Steve Jobs has been a favorite target of my abuse over the past few years. Besides what I viewed as mindless Apple worship by people who really didn’t understand how to use computers effectively –and I don’t just mean who didn’t understand command line tools, but the legions of Mac users who are simply unaware of the really cool keyboard shortcuts and GUI sugar that make using Macs so enjoyable–he came off as an arrogant, overbearing, egomaniacal manager, a guy who took credit for the good work of lots of other people.

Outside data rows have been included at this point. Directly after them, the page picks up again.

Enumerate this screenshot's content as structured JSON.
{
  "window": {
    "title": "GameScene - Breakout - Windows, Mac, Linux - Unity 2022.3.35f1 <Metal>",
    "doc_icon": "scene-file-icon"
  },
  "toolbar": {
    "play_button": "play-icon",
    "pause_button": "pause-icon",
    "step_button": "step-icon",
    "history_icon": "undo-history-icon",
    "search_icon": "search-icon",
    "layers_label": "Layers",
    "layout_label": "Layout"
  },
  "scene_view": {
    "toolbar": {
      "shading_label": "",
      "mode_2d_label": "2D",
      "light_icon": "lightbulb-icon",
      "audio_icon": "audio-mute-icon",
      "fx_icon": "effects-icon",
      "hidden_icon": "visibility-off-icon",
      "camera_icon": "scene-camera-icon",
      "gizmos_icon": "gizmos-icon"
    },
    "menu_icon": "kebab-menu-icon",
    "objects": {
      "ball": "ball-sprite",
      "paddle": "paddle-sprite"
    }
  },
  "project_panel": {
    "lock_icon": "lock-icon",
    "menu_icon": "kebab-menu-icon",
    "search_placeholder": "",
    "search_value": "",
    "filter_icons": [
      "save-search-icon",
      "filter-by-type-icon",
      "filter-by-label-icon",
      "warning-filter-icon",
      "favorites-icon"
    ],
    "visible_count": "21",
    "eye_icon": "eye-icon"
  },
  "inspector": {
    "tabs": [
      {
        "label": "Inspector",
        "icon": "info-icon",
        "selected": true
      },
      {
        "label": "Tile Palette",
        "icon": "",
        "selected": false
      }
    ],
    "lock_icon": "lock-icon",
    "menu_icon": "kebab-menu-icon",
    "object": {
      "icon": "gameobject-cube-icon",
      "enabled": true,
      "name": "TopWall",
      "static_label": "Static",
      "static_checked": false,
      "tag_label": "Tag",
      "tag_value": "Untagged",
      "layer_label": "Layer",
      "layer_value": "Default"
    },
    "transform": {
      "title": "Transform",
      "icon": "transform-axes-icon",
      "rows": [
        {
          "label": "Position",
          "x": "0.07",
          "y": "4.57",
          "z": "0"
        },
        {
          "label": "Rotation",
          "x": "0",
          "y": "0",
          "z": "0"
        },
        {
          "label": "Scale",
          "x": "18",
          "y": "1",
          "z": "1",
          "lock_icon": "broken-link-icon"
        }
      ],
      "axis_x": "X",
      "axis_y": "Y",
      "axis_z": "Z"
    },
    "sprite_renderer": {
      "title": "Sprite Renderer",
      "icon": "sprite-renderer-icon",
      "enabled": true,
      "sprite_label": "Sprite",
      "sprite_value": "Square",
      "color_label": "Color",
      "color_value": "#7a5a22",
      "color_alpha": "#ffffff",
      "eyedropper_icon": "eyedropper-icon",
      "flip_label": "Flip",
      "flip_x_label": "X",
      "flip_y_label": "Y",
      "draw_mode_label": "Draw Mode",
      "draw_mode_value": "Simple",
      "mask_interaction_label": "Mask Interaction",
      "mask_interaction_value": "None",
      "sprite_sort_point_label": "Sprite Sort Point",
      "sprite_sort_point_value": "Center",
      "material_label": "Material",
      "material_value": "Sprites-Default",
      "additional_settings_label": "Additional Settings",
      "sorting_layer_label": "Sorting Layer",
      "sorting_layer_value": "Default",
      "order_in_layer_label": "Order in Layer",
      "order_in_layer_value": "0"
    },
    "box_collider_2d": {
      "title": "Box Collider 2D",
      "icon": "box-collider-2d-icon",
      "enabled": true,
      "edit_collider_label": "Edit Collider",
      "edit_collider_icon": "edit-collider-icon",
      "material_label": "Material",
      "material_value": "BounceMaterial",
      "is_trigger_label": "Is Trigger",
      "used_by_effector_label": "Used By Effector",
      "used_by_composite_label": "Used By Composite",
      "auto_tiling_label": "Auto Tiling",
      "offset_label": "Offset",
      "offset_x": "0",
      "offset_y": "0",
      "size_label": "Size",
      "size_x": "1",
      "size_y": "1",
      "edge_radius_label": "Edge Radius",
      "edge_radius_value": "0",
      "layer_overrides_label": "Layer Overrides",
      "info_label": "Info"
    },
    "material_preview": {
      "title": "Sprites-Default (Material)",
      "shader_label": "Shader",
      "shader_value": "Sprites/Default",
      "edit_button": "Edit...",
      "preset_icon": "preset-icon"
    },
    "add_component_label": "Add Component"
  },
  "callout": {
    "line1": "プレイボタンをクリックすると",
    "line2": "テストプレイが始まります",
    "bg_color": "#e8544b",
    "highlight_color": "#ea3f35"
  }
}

I think this view of him, which I’ve come to think is unfair, was skewed by a favorite book of mine, “Revolutions in the Valley”, which chronicles, per the subtitle, “the insanely great story of how the Mac was made”. There are many wonderful, inspiring little anecdotes in this book, and I’ll write more about it some other time. For now, know that the original Mac team was made up of a bunch of brilliant misfits, people with whom it’s easy to relate, and it was sad to read of the bruising of egos and useless internal competition they had to go through. That could have easily made the team less productive were they less talented or more high-strung folk – and even if the team didn’t suffer, certainly made Apple as a company a house divided against itself – so that side of Steve, the side that was a bully, doesn’t come off looking too good.
Which is why when Steve said that getting fired from Apple was ultimately the best thing that could have happened to him, it’s not just so much hyperbole. Nor do I mean that just in terms of Jobs’ personal enrichment as a result of having to leave, to the tune of over $6 billion.
I don’t think that Apple’s current ‘renaissance’ could have been achieved by the brash, arrogant Steve Jobs of the early 1980s. The new Jobs married the ‘reality distortion field’-creating maverick with a more down-to-earth guy who understood who to interact with people more effectively. With the possible exception of Jon Rubenstein, one of the co-inventors of the iPod, Jobs engendered more loyalty and less division on his second run at Apple, and that has made all the difference. Don’t get me wrong, singularity of vision combined with raw talent count for a whole heck of a lot – but it’s important not to underrate Steve Jobs’ humanity: being able to listen to people and to react to them with more respect than mockery by all accounts made for a better Steve.
Many never learn this lesson; we should all strive to.